The death or withdrawal of many of the older members of the academy and the introduction of new members, many of them young men, brought a great change into its spirit and methods. The Grimm brothers were in the academy thirty years and did very much to increase its usefulness and its reputation. The second edition of Jacob Grimm's 'German Grammar,' the first edition appearing in 1822, contains his law of sound and gives its author a place by the side of William von Humboldt and Francis Bopp as one of the founders of the modern science of language. After the death of Stein, G. H. Pertz was entrusted by the Society for Old German History with the editorship of the 'Monumenta Germaniæ,' a work which but for his diligence and his skill might never have been finished. It was through his advice and persistency that the academy was induced to publish the 'Annals of Leibniz.' In 1844 Jacobi, second only to Gauss as a mathematician, was brought from Königsberg to Berlin and the academy. He devoted himself to the study of the functions of the ellipse. His writings for six years fill two of the quarto volumes of the academy. Trendelenberg, whose strength as a philosopher lay in his skill as a critic, and in his knowledge of all previous thought, was instrumental in inducing the academy to undertake the publication of the works of Aristotle. Peterman was famous for his acquaintance with the Armenian, Semitic and Coptic languages, and Homeyer for his studies in the middle ages and for his ability to trace in a scientific manner the history of law during that era, and to give his contemporaries a correct understanding of the history and development of German law.
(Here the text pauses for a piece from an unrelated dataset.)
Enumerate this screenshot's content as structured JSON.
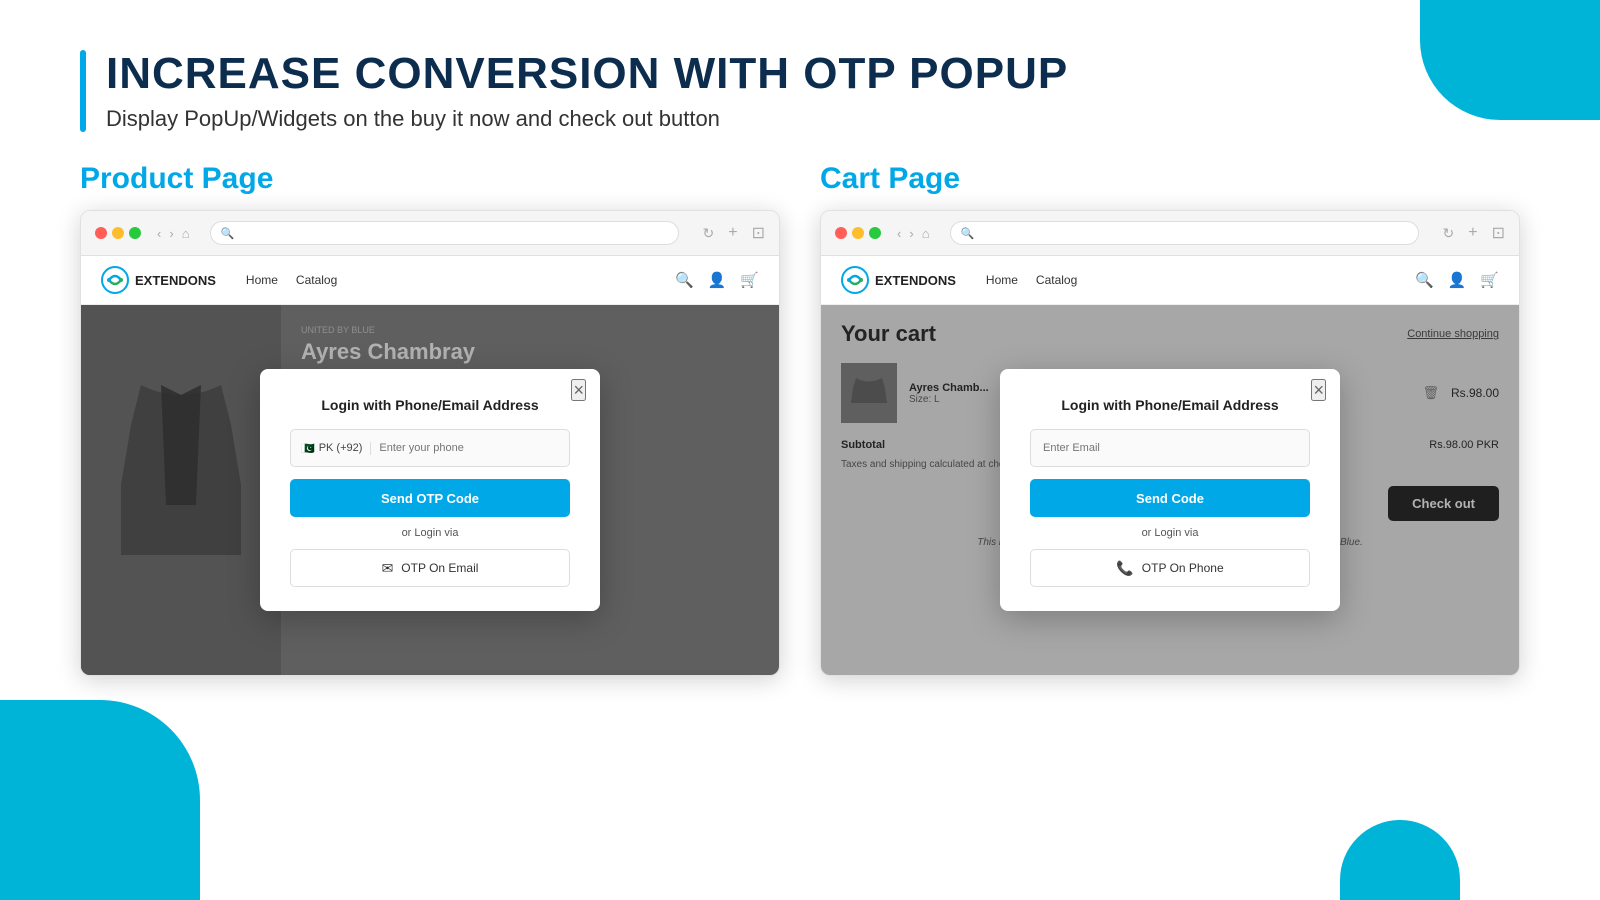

Of what Lepsius did for the science of Egyptology few are unaware. During the fifties the zoologist Peters; the physiologist DuBois Rey-